GENEVA – The United Nations on Friday appealed for $8.5 billion to help some 51 million people engulfed in 16 major crises around the world during 2013, not including the civil war in Syria.
In 2012, the UN had appealed for $7.7 billion (5.9 billion euros) to help about the same number of people, although the world body increased its appeal mid-year to $8.9 billion.
While formidable, Friday s appeal falls short of the more than $10 billion requested for aid in 2010, a year marked by the devastating Haiti earthquake and massive flooding in Pakistan.
In 2013, the three countries set to receive the largest chunks of the pot are Somalia, South Sudan and Sudan, which suffered severe underfunding of aid projects this year.
The UN is asking for $1.3 billion dollars for Somalia, a country where famine caused by extreme drought and exacerbated by conflict killed tens of thousands of people last year.

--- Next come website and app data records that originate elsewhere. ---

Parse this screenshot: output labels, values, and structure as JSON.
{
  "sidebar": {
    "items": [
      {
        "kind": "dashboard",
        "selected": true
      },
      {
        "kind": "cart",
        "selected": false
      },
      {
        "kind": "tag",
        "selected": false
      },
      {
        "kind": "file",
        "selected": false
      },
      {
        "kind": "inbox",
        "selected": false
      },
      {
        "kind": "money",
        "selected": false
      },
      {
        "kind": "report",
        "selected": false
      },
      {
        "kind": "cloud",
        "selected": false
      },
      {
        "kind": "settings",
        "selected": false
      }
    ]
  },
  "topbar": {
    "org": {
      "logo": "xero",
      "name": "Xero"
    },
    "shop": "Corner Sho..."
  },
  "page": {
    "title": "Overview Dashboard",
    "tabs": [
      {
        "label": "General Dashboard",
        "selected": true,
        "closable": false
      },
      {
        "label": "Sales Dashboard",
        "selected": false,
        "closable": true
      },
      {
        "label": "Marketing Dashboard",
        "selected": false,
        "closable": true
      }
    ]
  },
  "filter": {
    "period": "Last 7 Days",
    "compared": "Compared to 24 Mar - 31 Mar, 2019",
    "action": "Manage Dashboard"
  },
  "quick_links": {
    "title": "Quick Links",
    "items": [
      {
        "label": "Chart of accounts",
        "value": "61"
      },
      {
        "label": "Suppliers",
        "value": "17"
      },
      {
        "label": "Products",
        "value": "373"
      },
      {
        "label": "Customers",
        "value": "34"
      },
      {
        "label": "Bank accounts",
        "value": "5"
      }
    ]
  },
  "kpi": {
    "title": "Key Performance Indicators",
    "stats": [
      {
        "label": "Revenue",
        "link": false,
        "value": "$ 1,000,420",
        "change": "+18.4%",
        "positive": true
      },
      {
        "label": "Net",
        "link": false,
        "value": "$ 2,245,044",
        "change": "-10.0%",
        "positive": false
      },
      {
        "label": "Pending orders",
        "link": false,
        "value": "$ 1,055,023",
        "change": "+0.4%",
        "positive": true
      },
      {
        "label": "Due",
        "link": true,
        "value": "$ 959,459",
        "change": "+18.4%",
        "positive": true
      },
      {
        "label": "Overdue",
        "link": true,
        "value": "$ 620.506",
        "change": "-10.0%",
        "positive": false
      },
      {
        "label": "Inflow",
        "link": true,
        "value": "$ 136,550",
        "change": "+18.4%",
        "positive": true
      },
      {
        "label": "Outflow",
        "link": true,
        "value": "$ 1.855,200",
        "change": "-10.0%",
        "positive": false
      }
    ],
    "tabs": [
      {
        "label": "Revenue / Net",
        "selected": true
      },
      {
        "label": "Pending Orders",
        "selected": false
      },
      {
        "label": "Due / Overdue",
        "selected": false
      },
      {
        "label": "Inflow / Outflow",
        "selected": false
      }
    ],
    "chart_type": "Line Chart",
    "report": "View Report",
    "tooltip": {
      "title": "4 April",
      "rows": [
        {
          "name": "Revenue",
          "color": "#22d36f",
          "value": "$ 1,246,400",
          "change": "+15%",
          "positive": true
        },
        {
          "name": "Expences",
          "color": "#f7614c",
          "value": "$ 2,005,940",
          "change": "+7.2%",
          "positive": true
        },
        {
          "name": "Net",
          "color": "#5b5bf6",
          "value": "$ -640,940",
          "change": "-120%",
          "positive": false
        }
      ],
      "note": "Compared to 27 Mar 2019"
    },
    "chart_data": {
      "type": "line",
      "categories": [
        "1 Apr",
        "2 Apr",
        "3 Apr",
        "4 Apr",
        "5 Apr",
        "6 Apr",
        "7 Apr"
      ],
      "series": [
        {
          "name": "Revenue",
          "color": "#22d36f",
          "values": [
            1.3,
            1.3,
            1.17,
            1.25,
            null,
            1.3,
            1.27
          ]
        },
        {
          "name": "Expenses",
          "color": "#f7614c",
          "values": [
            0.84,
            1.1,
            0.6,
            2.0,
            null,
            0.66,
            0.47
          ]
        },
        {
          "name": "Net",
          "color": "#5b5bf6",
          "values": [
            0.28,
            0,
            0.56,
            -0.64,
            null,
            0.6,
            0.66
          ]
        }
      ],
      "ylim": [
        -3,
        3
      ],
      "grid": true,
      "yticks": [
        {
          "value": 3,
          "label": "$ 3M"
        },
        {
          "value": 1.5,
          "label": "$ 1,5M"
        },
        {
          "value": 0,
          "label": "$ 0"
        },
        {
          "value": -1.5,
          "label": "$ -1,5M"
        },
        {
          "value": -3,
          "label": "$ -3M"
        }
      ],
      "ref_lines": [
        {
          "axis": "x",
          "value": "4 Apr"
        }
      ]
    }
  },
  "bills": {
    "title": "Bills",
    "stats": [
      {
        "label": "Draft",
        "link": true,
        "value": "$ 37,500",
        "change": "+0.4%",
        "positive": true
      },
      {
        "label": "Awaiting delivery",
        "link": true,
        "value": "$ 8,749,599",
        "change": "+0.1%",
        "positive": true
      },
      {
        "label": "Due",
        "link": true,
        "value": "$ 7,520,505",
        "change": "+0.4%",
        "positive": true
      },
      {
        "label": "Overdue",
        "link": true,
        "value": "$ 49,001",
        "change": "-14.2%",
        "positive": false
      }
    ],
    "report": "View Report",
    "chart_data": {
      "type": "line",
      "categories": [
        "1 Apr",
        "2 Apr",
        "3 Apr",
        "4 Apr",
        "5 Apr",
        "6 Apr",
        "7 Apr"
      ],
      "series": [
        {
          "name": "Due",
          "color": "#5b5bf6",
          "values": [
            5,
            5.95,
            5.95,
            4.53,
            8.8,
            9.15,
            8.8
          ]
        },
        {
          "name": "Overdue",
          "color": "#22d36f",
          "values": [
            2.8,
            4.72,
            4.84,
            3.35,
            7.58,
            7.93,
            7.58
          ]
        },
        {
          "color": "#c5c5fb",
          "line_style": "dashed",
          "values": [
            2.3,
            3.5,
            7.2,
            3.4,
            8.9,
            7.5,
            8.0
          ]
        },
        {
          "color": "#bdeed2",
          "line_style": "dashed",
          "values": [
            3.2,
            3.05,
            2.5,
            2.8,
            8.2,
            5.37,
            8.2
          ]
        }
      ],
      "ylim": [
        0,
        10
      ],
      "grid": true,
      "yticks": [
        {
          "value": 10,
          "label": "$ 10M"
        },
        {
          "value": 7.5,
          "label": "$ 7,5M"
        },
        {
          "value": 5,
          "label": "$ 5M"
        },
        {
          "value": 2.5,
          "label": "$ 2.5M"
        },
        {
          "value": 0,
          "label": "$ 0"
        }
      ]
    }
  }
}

While the famine was declared over on February 3, the UN said the 14-percent-hike in its funding request for the country was necessary since “3.8 million people in Somalia are in need of life-saving assistance or other crucial support”.
Another country slated for significantly higher aid next year is Mali, hit by massive unrest after Islamic hardliners seized control of its north and imposed Sharia law following a March coup.
“Mali is affected by an unprecedented political, security and humanitarian crisis,” the UN said Friday, stressing it would need $370 million for the country next year — 73 percent more than it asked for in 2012 — to help nearly four million people.
Other countries set for UN aid next year are: the Democratic Republic of Congo, Kenya, Yemen, Chad, Afghanistan, Niger, Mauritania, Burkina Faso, Zimbabwe, the Central African Republic and the Philippines.
The occupied Palestinian territory is also on the list.
Aid for Syria, ravaged by a 21-month conflict that according to activists has killed at least 42,000 people, was not included in Friday s appeal.
The UN is set to launch two separate appeals next week to help the people inside the war-torn country, where an estimated 2.5 million people currently need aid, and to assist that swelling number of Syrians fleeing the country.
More than a half million Syrians are now registered as refugees in neighbouring countries and North Africa.